Mid Wales Opera has claimed that Arts Council Wales' latest funding round showed prejudice against conventional opera and classical music.
An opera company has accused Arts Council Wales (ACW) of maladministration alleging it was unfairly denied funding.
Mid Wales Opera (MWO) appealed the original decision by ACW that saw it lose all its £107,000 annual funding, claiming that the appraisal “fundamentally misunderstands and misrepresents the question of how we pay artists”.
An independent assessor agreed with the company that there had been some errors in the appraisal, but it did not find the mistake sufficient to justify advancing the appeal to a panel hearing.
Following the rejection of its appeal, MWO lodged a complaint to the National Ombudsman for Wales, calling the appraisal process “manifestly inaccurate and inadequate” and “ignorant” of standard practice for opera companies.
However, the Ombudsman has ruled that the complaint falls outside its remit.
MWO had been seeking increased annual funding of £310,000. Chair of MWO Gareth Williams said although financing is in place for its upcoming season, once its ACW funding ceases, it will "probably prove impossible to continue our work”, though the company hopes to be able to draw on reserves to fund a final tour next autumn.
The funding decision comes amid a challenging funding climate for opera in Wales after ACW’s latest financing round saw an overall increase in grants across the arts, while opera experienced a £607,000 drop.
Welsh National Opera received the largest single funding allocation of ACW funding at £4.1m a year, but the company said this still represented a 10% cut against its application for standstill funding. This followed a 35% reduction of Arts Council England funding that led to a curtailing of the company’s touring.

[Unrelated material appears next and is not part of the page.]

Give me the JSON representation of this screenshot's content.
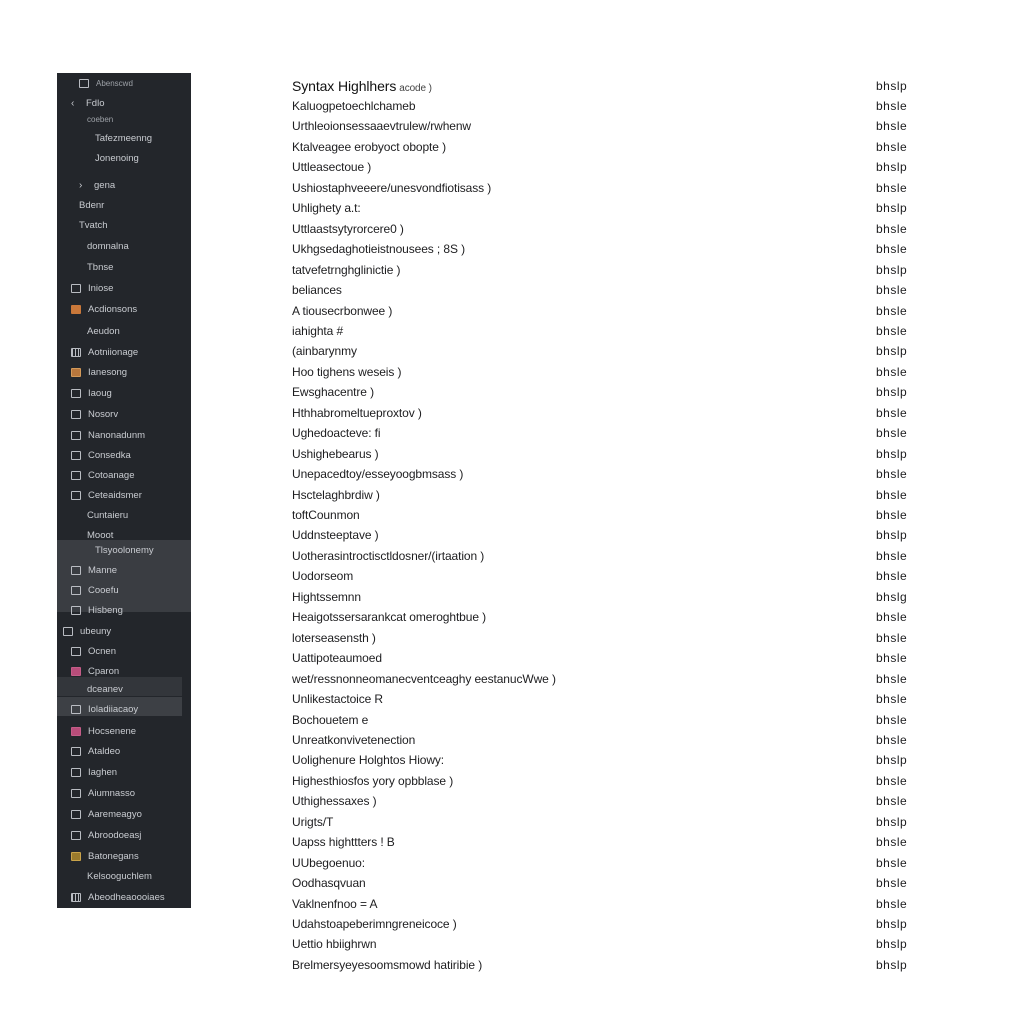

Mid Wales Opera’s complaint against ACW’s decision centres around a statement in its appraisal that inaccurately said the company doesn't pay standard industry rates.
Williams, called the statement “a travesty”, saying that it misinterpreted the company's concerns that it would be “at severe risk of being unable to match standard industry rates” in the future without the uplift in support it had applied for.
MWO, which seeks to cast half of its performers from artists under 30, said it was “committed to paying all our performers at industry standard rates and to ensuring fair pay and conditions for all our freelance staff”.
In its letter to the Ombudsman, MWO said that the decision not to proceed with the appeal in light of ACW's mistake on payment of singers was “manifestly unjust and incompatible with the gravity of the misrepresentation in the appraisal process.”
Additionally, MWO disputed ACW’s assessment of its projected audience figures over three years and whether the number of performances it staged annually was “relatively low” when taken in the context of other opera companies.
The company also alleged that there was a pre-existing prejudice in the funding round against more conventional opera and classical music.
A spokesperson for Arts Council of Wales said difficult decisions had to be made. It said an indpendent review of the decision was undertaken and completed in line with its published process.
"The reviewer notified both parties at same time regarding their final decision on the eligibility of the appeal and the reasons for this. The reviewer undertakes this role without consultation with either the appellant or the Arts Council of Wales.
"Therefore, it would not be appropriate for us to comment on the independent reviewer’s opinion. Our published guidelines state that the decision of the independent reviewer is final and there is no further right of appeal against this decision.
"As the appeals process has not yet concluded, it would not be appropriate for Arts Council of Wales to respond to further questions regarding Mid Wales Opera’s appeal."